IAF-Certified Facilitator | Master
Faciliterenmind@work loodst, begeleidt, samenspraak in
- Vergaderingen en workshops
- Kennisoverdracht, inspraak en medezeggenschap
- Dialoog, gesprek en conversaties
De mind@work methodologie werkt met de potentie van uw groep, organisatie of gemeenschap.
mind@work adviseert over opzet en inrichting van (vergader)ruimtes.
Coach en begeleider van professionele facilitators en professionals die faciliteren.
Winner Silver IAF Facilitation Impact Award 2016
Category Archives: Metaphor
I used a naming technique to find a name for our company and came up with “mind@work”. Only years later, I realized, that that’s exactly the point of facilitating groups.
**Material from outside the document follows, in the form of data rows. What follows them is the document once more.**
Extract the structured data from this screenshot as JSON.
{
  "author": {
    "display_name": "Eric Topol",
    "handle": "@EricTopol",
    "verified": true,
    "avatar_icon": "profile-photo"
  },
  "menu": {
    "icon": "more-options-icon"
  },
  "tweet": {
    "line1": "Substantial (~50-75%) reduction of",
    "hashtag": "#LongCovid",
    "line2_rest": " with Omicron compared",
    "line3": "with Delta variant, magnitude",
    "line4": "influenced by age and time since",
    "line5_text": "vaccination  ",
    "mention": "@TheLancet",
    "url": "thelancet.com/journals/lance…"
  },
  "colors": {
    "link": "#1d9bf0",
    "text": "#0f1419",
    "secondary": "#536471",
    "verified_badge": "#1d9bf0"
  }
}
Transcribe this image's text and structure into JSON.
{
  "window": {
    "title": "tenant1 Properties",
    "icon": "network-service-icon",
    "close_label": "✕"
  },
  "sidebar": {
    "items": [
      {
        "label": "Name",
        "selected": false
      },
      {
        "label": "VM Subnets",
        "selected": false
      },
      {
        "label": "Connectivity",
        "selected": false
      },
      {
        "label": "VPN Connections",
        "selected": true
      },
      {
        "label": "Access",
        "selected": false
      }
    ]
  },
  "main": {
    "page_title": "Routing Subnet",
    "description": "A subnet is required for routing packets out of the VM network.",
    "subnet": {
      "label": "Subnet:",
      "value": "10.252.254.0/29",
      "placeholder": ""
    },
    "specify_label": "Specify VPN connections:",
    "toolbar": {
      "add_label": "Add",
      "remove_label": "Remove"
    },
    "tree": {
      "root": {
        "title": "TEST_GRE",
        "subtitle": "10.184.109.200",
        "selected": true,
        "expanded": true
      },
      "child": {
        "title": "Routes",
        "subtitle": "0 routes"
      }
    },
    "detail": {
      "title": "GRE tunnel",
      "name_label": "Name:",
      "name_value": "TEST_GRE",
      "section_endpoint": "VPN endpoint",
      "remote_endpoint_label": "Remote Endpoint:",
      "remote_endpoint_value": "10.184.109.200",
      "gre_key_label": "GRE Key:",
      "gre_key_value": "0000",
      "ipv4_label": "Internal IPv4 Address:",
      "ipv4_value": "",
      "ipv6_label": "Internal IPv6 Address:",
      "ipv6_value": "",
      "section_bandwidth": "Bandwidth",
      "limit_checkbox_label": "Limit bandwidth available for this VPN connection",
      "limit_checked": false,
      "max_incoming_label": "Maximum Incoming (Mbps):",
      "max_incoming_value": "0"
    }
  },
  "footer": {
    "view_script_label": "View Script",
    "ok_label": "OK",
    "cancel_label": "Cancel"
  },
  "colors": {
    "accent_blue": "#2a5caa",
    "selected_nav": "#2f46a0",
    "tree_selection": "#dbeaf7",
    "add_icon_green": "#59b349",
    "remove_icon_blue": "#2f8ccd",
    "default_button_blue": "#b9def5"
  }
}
Currently, much of our behaviour is being attributed to the … Continue reading →
Case 2 How to deal with facilitation and training, has been raised by this quote: when we talk about adapting from lecturing to facilitating methods in classroom (f2f & virtual), both facilitator and participants have hard time to really get … Continue reading →
This is a first post of facilitating with the brain in mind. I’m writing this series while developing work shops, master classes and training course about applying knowledge about “the mind at work”. On another page, I’ll give a list … Continue reading →
Is there a scientific explanation for the evolution from molecules to (wo)men? Yes there is, nature (or, “naturing nature”). The same processes that drives evolving: random behaviour, Brownian motion or ergodicity. Naturally, all processes consist of random behaviour. (Even your … Continue reading →
Again, I answered some questions on facilitating. About “keeping plans alive”. Plans (intentionally no ,) like communicating, are processes. I’ve always abided with the saying by Montgomery: “plans are nothing, planning is everything“. Planning is not about a plan, just … Continue reading →
Paul Vittles remarked in a discussion that a Human Resource Department should treat everybody with dignity and respect. Off course, one cannot not-agree with this. At the same time, his post points at the central paradox of facilitation: “being open … Continue reading →